I thought I’d make a few comments about basic approaches to landscaping and then start with how I developed the river system as it was the lowest point of the layout and I worked upwards from there. It gave me a real sense of excitement with its physical variety and provided a meaningful impetus to move forward with construction.
First, I had used the traditional technique of plaster covered papier mâché as a youngster and found it unbelievably messy – I got the stuff everywhere, often not where I wanted it! When I researched newer techniques several things came up:
1: cardboard strips covered with plaster soaked newspaper of paper towel
2: balls of rolled up newspaper covered with plaster soaked papier mâché
3: insulation foam or styrofoam carved with a hot knife
4: landscape aluminium mesh
5: Woodland Scenics shaper sheet coated with liquid plaster
I tried several of the earlier techniques and found them messy and difficult to work with quickly as time is often a problem for me. When I tried the Woodland Scenics shaper sheet I realized I had hit pay dirt! It is simply fantastic.

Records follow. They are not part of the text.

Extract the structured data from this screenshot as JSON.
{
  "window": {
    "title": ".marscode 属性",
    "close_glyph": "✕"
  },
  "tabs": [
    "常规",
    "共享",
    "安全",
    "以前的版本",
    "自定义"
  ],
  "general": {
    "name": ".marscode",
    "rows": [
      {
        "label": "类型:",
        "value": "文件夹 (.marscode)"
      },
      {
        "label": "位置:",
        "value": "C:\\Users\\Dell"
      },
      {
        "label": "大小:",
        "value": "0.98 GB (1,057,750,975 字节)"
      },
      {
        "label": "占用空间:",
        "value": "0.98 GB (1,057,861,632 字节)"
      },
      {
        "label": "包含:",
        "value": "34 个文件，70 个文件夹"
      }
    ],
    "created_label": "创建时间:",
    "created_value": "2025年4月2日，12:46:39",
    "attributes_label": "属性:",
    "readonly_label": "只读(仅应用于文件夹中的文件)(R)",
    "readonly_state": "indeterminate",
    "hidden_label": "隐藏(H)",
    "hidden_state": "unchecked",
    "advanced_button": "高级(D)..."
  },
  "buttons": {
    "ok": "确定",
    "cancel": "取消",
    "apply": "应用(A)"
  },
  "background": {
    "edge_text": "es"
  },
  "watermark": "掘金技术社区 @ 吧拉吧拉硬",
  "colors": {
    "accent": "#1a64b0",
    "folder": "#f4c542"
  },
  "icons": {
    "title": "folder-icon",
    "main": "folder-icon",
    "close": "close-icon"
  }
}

All you do is buy rolls of 9″x72″ or 18″x72″ shaper sheet, cut off a piece larger than you think you need, then scrunch it up to whatever shape you desire. Simple as that. I stapled it to plywood supports or insulation foam for rigidity. The you just paint on a liquid plaster slurry and it dries to a rock hard shell in a few hours.
The sheeting is not cheap (US$10 for 9″ wide and US$22 for 18″ wide roll [I used the latter always]) but a little goes a long way and it is worth every cent. It can be lifted off intact or re-shaped as needed. To plaster it you can use expensive Hydrocal at $10 a box, but I found that a $10 20lb bag of joint compound from Home Depot was just as good and 10x less costly.
Once I had the basic shape in place, I would add rocks. These I made from Woodland Scenics silicone rock molds – buy a few different shapes and pour your own rocks as needed using the joint compound plaster. They dry overnight and can be peeled out of the molds easily.
Placing them in different orientations creates fascinating realistic rock formations. The rock molds are anchored by layering a thick paste of joint compound slurry to the back of the rock and then sticking it into place on the plastered shaper sheet. I blend the edges of the rock with plaster slurry as needed.
Anyway back to the river. I created river banks by shaping pieces of 1” thick insulation foam to build the banks of the river course. Then I overlaid shaper sheet over the river bed and banks, scrunching it up to create the desired contours. The sheet is then painted with the plaster slurry and allowed to dry.
Once dry, the river bed is painted appropriately with artists acrylic paint – darker blue-green for the deeper water and greeny blue for the shallower water. Small pieces of real rock chips or gravel are placed to imitate boulders and fine talus can build up finer rocky deposits and sand banks to imitate river bends.
I had a bag of playground sand in the garage and it makes a perfect size to imitate river sand and fine dirt as well. Small broken twigs form the garden act as fallen logs and river debris washed up on the banks of the river.
Prior to pouring liquid acrylic water, the banks and hillsides should be painted using the Woodland Scenics “leopard spotting” painting approach – – 3 water-diluted mixes of acrylic black (produces gray), burnt umber and yellow ochre. More of that in my next post. Below are images of the steps leading to the painted but unfinished river bed.
And Mark has been back in touch too. If you missed his last missive, it’s here.
“Hi, Al. Just responding to some of the questions and thoughts about the Wine Train video.
First of all, a big THANK YOU to everyone for all the flattering responses to the video. I am humbled and encouraged to continue! And another big THANKS to Al, for all of his time and effort in promoting our hobby!
Q&A The flag assembly is made by miniatronics, part #90-048-01 but the BIG question is “what is the best selling product at the general store on Thunder Mountain”? …hairspray!
Q&A The rock faces are commercially available and made of a high grade rubber, augmented by actual rock gleaned from the garden.
Q&A The layout is HO scale and the ALCO engine is made by Rapido
Q&A …and still trying to figure out how to tap into the wine tank car!
A huge thanks to Glyn and Mark. It’s great to see how they do what they do!
Ebay cheat is more than pulling its weight at the moment, have a look, it’s here.
That’s all this time folks. Please do keep ’em coming.
PS Scratching your head over where to start? Have a look at the Beginners Guide.